Here's our summary of key economic events over the weekend that affect New Zealand, with news the virus spread may be easing off but the economic fallout is deepening.
There was a lot going on economically over the long weekend and we have covered much of it in our special weekend editions.
So now is a good time to summarise the really big items.
Firstly in China, new loans extended by Chinese banks surged in March, their aggregate financing hit a record high and their money supply grew at the fastest pace in three years, after a big pump of liquidity to support their economy. New bank lending climbed to NZ$670 bln in March, surging from NZ$215 bln in February.
Going the other way in the US, new jobless claims exploded again, adding +6.6 mln people last week to the prior week's +6.9 mln (itself revised higher). And don't forget the +3.3 mln in the week earlier than that. In these three weeks that is almost +17 mln people suddenly out of work on top of those that have had hours or pay cut but still retain their jobs.
And the US Fed has vastly expanded its backstop lending to companies that are now in dire straits, chiming in with a new US$2.3 tln program on top of the trillions previously announced. It's a move so big that essentially, the US Fed now controls the US bond market. And it is a move that has the Fed supporting companies with risky debt situations. The Fed finds itself completely unsupported by the fiscal authorities, applying monetary solutions to a fiscal problem.
South Korea is getting a wave of severe cutbacks, not because their virus situation is out of control - it isn't - but because demand has plummeted in its key export markets, especially the USA and Europe, for its industrial products. And although their virus situation seems under control, they are still going to the polls tomorrow in national elections.
Japan is ramping up its social distancing efforts again as signs grow of renewed spread. Economically, domestic Japan hasn't been hit hard, but export wise it will be.
Back in China, their commercial property sector is under increasing stress. The vacancy rate for Grade A office buildings in Beijing, Shanghai and Shenzhen rose to 14%, 21% and 25% respectively, at the end of March and involved sharp rises everywhere.
In Australia, the RBA has also pointed to commercial property as an ugly risk for banks. (see page 22.) They say it is not a killer risk for banks, but as they pull back from the commercial property sector, that sector is facing a very tough future as valuations dive and vacancies surge.
The New York equity markets are open today, and lower. The S&P500 is down -1.5% and falling. Yesterday, only Asian markets were open and Shanghai was -0.5% lower, Tokyo was -2.3% lower. Hong Kong was closed.
Worldwide, the latest compilation of Covid-19 data is here.
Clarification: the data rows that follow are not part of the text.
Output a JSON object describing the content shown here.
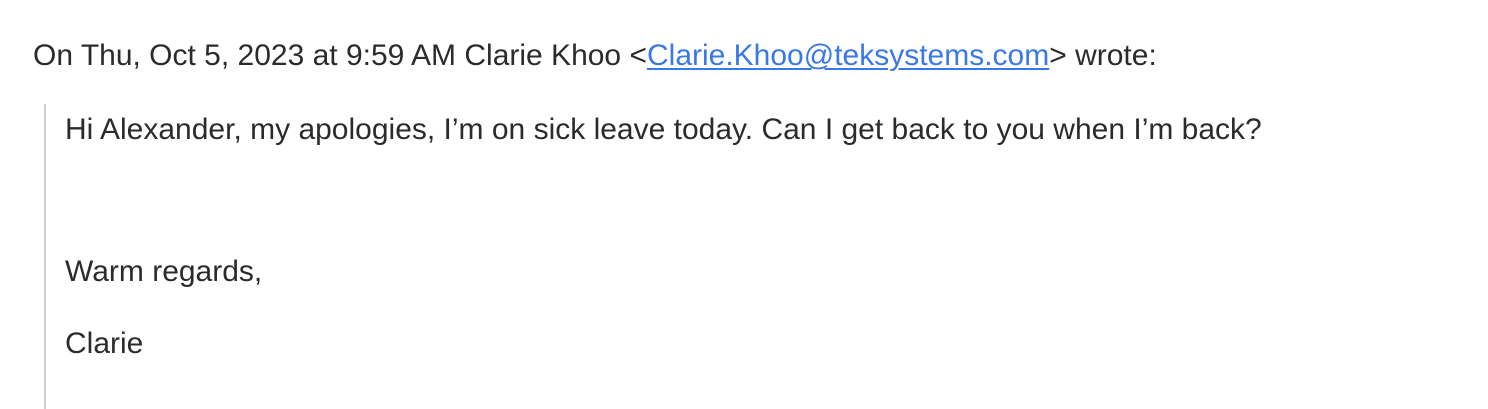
{
  "email": {
    "attribution": {
      "prefix": "On Thu, Oct 5, 2023 at 9:59 AM Clarie Khoo <",
      "email_link": "Clarie.Khoo@teksystems.com",
      "suffix": "> wrote:"
    },
    "quoted_message": {
      "body": "Hi Alexander, my apologies, I’m on sick leave today. Can I get back to you when I’m back?",
      "closing": "Warm regards,",
      "signature": "Clarie"
    }
  }
}
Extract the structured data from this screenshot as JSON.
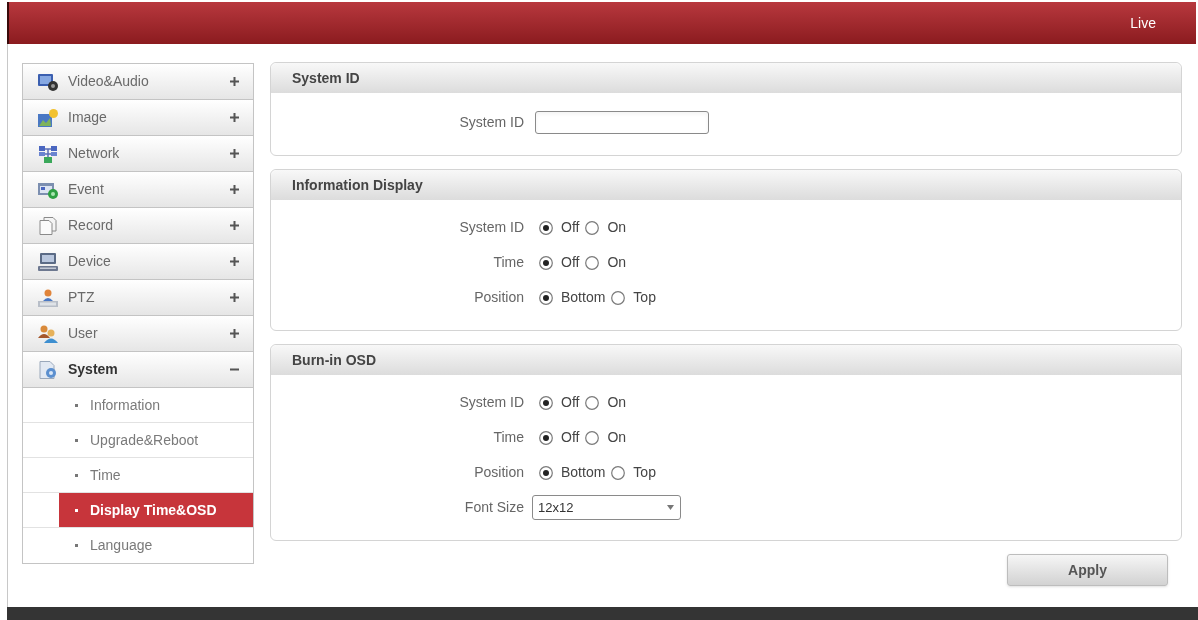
{
  "header": {
    "link": "Live"
  },
  "sidebar": {
    "items": [
      {
        "label": "Video&Audio",
        "expanded": false
      },
      {
        "label": "Image",
        "expanded": false
      },
      {
        "label": "Network",
        "expanded": false
      },
      {
        "label": "Event",
        "expanded": false
      },
      {
        "label": "Record",
        "expanded": false
      },
      {
        "label": "Device",
        "expanded": false
      },
      {
        "label": "PTZ",
        "expanded": false
      },
      {
        "label": "User",
        "expanded": false
      },
      {
        "label": "System",
        "expanded": true,
        "children": [
          {
            "label": "Information",
            "selected": false
          },
          {
            "label": "Upgrade&Reboot",
            "selected": false
          },
          {
            "label": "Time",
            "selected": false
          },
          {
            "label": "Display Time&OSD",
            "selected": true
          },
          {
            "label": "Language",
            "selected": false
          }
        ]
      }
    ]
  },
  "panels": [
    {
      "title": "System ID",
      "rows": [
        {
          "kind": "text",
          "label": "System ID"
        }
      ]
    },
    {
      "title": "Information Display",
      "rows": [
        {
          "kind": "radio",
          "label": "System ID",
          "options": [
            {
              "label": "Off",
              "selected": true
            },
            {
              "label": "On",
              "selected": false
            }
          ]
        },
        {
          "kind": "radio",
          "label": "Time",
          "options": [
            {
              "label": "Off",
              "selected": true
            },
            {
              "label": "On",
              "selected": false
            }
          ]
        },
        {
          "kind": "radio",
          "label": "Position",
          "options": [
            {
              "label": "Bottom",
              "selected": true
            },
            {
              "label": "Top",
              "selected": false
            }
          ]
        }
      ]
    },
    {
      "title": "Burn-in OSD",
      "rows": [
        {
          "kind": "radio",
          "label": "System ID",
          "options": [
            {
              "label": "Off",
              "selected": true
            },
            {
              "label": "On",
              "selected": false
            }
          ]
        },
        {
          "kind": "radio",
          "label": "Time",
          "options": [
            {
              "label": "Off",
              "selected": true
            },
            {
              "label": "On",
              "selected": false
            }
          ]
        },
        {
          "kind": "radio",
          "label": "Position",
          "options": [
            {
              "label": "Bottom",
              "selected": true
            },
            {
              "label": "Top",
              "selected": false
            }
          ]
        },
        {
          "kind": "select",
          "label": "Font Size",
          "value": "12x12"
        }
      ]
    }
  ],
  "apply_button": "Apply"
}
The global tally is now 1,897,400 and up +70,000 this time yesterday which is a slower rising tide. Now, 30% of all cases globally are in the US and they are up +26,000 since Saturday to 568,100. This is a slower rate of increase. The level of US cases that have recovered is up to 7.5%. The UK now has more cases than China and three times the death level, in fact a death rate of 12.7%. Australia has now over 6300 cases, 4500 active, and while the rise in infection is slowing quite quickly now, deaths are not and now exceed 60.
Global deaths now exceed 118,000. Three mutations of the virus are now spreading.
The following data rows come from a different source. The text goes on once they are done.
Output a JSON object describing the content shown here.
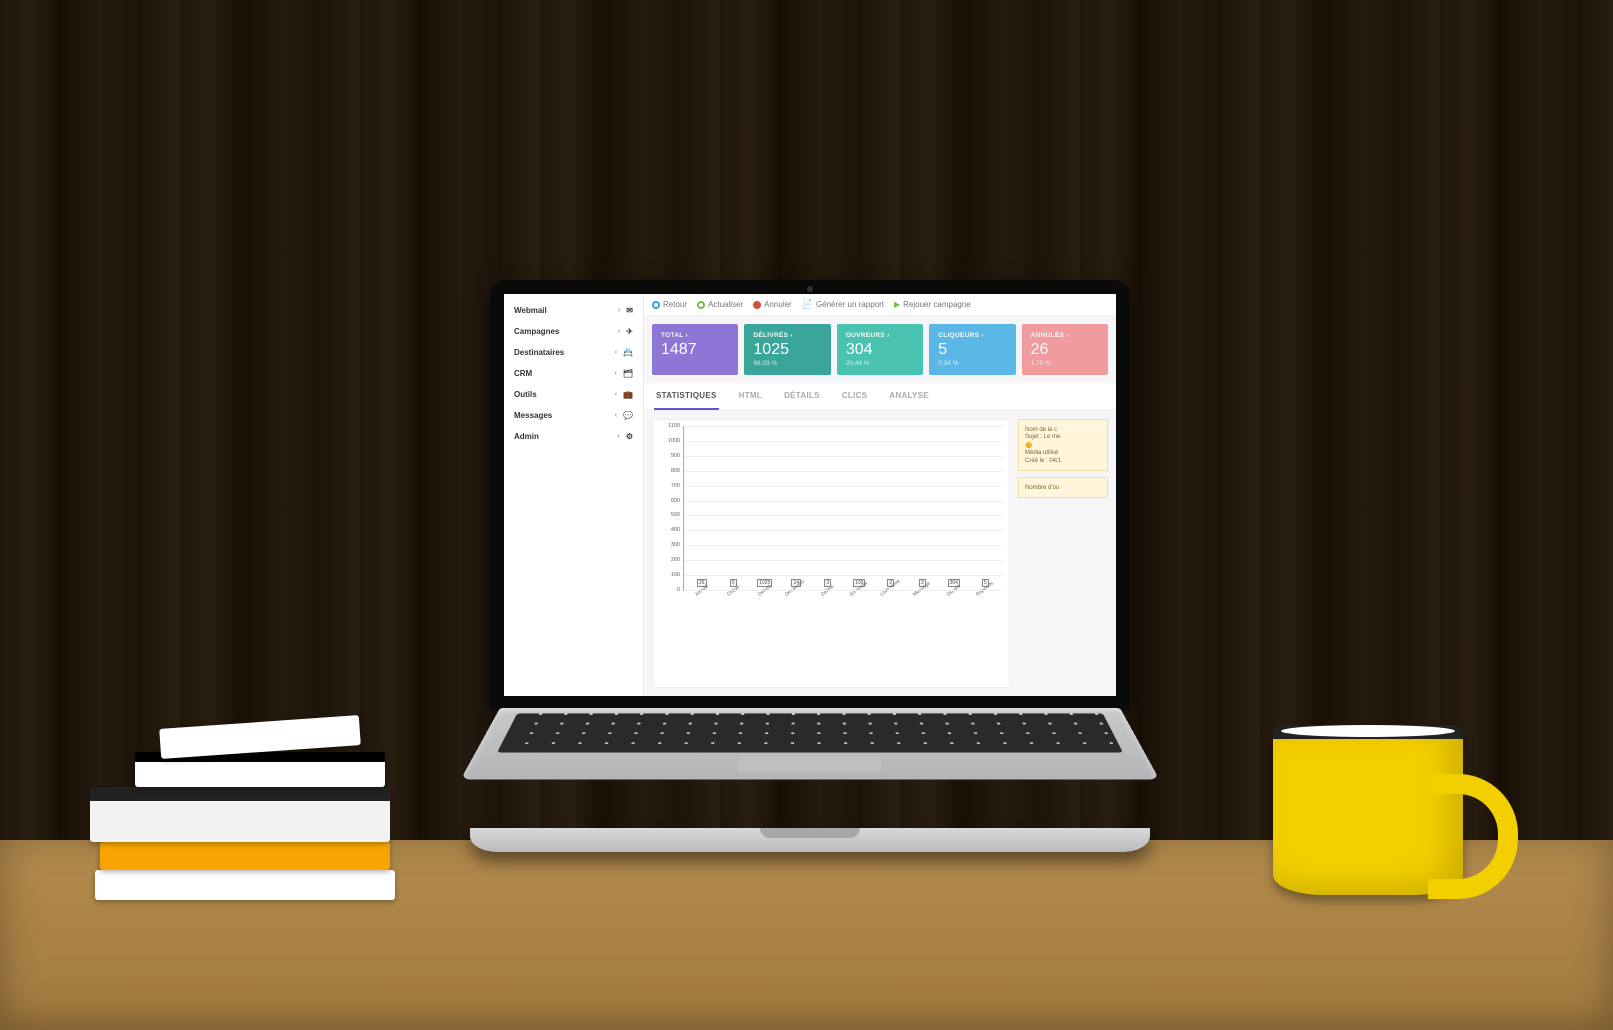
{
  "sidebar": {
    "items": [
      {
        "label": "Webmail",
        "icon": "✉"
      },
      {
        "label": "Campagnes",
        "icon": "✈"
      },
      {
        "label": "Destinataires",
        "icon": "📇"
      },
      {
        "label": "CRM",
        "icon": "🗂"
      },
      {
        "label": "Outils",
        "icon": "💼"
      },
      {
        "label": "Messages",
        "icon": "💬"
      },
      {
        "label": "Admin",
        "icon": "⚙"
      }
    ]
  },
  "toolbar": {
    "back": "Retour",
    "refresh": "Actualiser",
    "cancel": "Annuler",
    "report": "Générer un rapport",
    "replay": "Rejouer campagne"
  },
  "cards": [
    {
      "title": "TOTAL ›",
      "value": "1487",
      "pct": ""
    },
    {
      "title": "DÉLIVRÉS ›",
      "value": "1025",
      "pct": "68,93 %"
    },
    {
      "title": "OUVREURS ›",
      "value": "304",
      "pct": "20,44 %"
    },
    {
      "title": "CLIQUEURS ›",
      "value": "5",
      "pct": "0,34 %"
    },
    {
      "title": "ANNULÉS ›",
      "value": "26",
      "pct": "1,75 %"
    }
  ],
  "tabs": [
    "STATISTIQUES",
    "HTML",
    "DÉTAILS",
    "CLICS",
    "ANALYSE"
  ],
  "active_tab": "STATISTIQUES",
  "info_panel": {
    "rows": [
      "Nom de la c",
      "Sujet : Le me",
      "😊",
      "Média utilisé",
      "Créé le : 04/1"
    ],
    "footer": "Nombre d'ou"
  },
  "chart_data": {
    "type": "bar",
    "categories": [
      "Annulé",
      "Cliqué",
      "Délivré",
      "Désabonn.",
      "Différé",
      "En erreur",
      "Liste Noire",
      "Message",
      "Ouvert",
      "Rapports"
    ],
    "values": [
      26,
      5,
      1025,
      14,
      3,
      100,
      2,
      3,
      304,
      5
    ],
    "ylabel": "",
    "ylim": [
      0,
      1100
    ],
    "yticks": [
      0,
      100,
      200,
      300,
      400,
      500,
      600,
      700,
      800,
      900,
      1000,
      1100
    ]
  }
}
There are now 1349 Covid-19 cases identified in New Zealand, with another +19 new cases yesterday and about the same as the +18 increase on Sunday. These are the lowest daily increases since March 22, three weeks ago. The number of clusters is up to 15 however. Five people have died here, all geriatric patients, while another four are in ICU and one in a critical condition. Fifteen people are in hospital. 40% of all New Zealand cases have now recovered.
The UST 10yr yield is holding at just on 0.75%. Their 2-10 curve is little-changed today at +50 bps. Their 1-5 curve is also still at +16 bps, and their 3m-10yr curve is marginally steeper at +56 bps. The Aussie Govt 10yr yield is now at 0.97% and down -2 bps overnight. The China Govt 10yr is at 2.56% and a rise of +2 bps overnight. The NZ Govt 10 yr yield is unchanged at 0.98%.
Gold is up strongly today, up US$32 to US$1,718/oz.
US oil prices are a little softer at just under US$23/bbl. The Brent benchmark has stayed low at just under US$32/bbl. The expected rise after the OPEC/Russia output cut deal hasn't happened. There still is no demand.
The Kiwi dollar will open the week higher at 61 USc. On the cross rates we are lower at 95.4 AUc and against the euro higher at 55.9 euro cents. That means the TWI-5 will start at 67.1 and its highest in a month.
Bitcoin is now at US$6,768 and a -4.9% fall from where we left it yesterday. The bitcoin rate is charted in the exchange rate set below.
The easiest place to stay up with event risk today is by following our Economic Calendar here ».